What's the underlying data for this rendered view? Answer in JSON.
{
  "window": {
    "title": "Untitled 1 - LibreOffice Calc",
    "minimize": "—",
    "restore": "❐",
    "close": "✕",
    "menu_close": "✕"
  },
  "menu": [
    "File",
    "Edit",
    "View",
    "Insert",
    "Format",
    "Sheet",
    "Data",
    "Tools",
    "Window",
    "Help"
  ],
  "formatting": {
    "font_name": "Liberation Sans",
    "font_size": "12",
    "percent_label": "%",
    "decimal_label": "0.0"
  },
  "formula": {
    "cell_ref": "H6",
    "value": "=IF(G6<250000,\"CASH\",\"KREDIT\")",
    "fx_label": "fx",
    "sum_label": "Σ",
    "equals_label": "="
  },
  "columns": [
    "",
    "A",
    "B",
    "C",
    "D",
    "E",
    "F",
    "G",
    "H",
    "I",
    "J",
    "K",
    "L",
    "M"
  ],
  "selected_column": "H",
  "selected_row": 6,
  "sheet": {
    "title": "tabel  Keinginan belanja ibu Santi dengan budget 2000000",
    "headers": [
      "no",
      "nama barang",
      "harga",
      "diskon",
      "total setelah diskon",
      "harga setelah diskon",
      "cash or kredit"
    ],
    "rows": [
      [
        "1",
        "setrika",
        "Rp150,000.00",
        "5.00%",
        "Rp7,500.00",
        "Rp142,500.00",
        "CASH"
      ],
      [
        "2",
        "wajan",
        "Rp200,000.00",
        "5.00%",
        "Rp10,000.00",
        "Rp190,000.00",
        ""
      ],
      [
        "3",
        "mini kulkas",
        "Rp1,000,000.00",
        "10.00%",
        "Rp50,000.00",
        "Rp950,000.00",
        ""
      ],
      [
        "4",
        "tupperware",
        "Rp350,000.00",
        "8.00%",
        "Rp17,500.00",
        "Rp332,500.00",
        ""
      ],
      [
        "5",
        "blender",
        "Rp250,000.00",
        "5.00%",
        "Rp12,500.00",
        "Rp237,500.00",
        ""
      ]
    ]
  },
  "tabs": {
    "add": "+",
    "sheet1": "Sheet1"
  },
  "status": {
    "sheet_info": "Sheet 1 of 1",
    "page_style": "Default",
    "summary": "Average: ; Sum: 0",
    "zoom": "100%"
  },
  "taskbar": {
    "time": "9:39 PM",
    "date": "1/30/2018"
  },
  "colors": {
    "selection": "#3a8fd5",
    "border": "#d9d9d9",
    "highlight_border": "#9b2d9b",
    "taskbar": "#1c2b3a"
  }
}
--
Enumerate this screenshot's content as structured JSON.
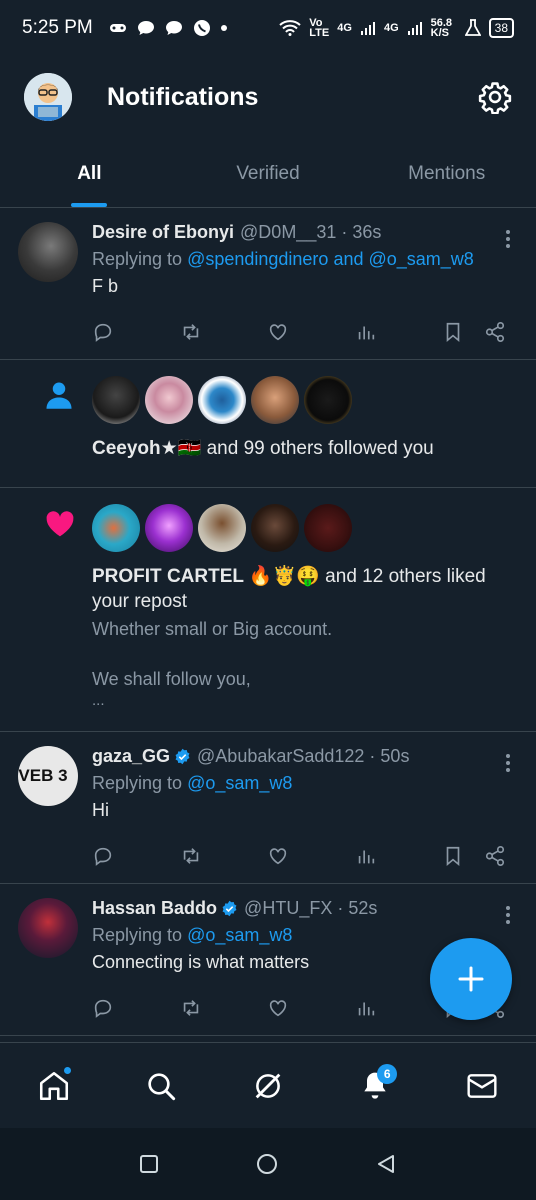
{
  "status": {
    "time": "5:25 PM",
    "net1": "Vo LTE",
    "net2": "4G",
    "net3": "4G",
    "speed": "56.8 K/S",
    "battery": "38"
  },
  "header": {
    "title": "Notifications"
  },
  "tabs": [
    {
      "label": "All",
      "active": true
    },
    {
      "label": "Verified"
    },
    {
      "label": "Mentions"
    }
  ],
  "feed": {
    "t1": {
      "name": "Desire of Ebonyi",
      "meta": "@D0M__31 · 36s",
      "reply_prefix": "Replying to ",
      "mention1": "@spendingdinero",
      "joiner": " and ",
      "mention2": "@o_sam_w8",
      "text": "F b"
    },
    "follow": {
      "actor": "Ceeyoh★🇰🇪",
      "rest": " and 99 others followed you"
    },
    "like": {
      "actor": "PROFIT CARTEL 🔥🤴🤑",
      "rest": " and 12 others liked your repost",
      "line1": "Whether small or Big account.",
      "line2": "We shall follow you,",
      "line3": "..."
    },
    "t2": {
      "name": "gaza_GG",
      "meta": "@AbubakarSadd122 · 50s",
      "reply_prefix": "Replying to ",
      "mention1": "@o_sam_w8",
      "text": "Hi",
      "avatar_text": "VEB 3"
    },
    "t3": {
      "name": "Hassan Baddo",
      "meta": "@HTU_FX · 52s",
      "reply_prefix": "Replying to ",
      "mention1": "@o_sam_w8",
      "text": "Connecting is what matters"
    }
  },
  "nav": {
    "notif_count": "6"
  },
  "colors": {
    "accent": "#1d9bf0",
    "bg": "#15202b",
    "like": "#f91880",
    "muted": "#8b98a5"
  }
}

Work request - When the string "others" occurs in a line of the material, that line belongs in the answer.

Task output -
      "rest": " and 99 others followed you"
      "rest": " and 12 others liked your repost",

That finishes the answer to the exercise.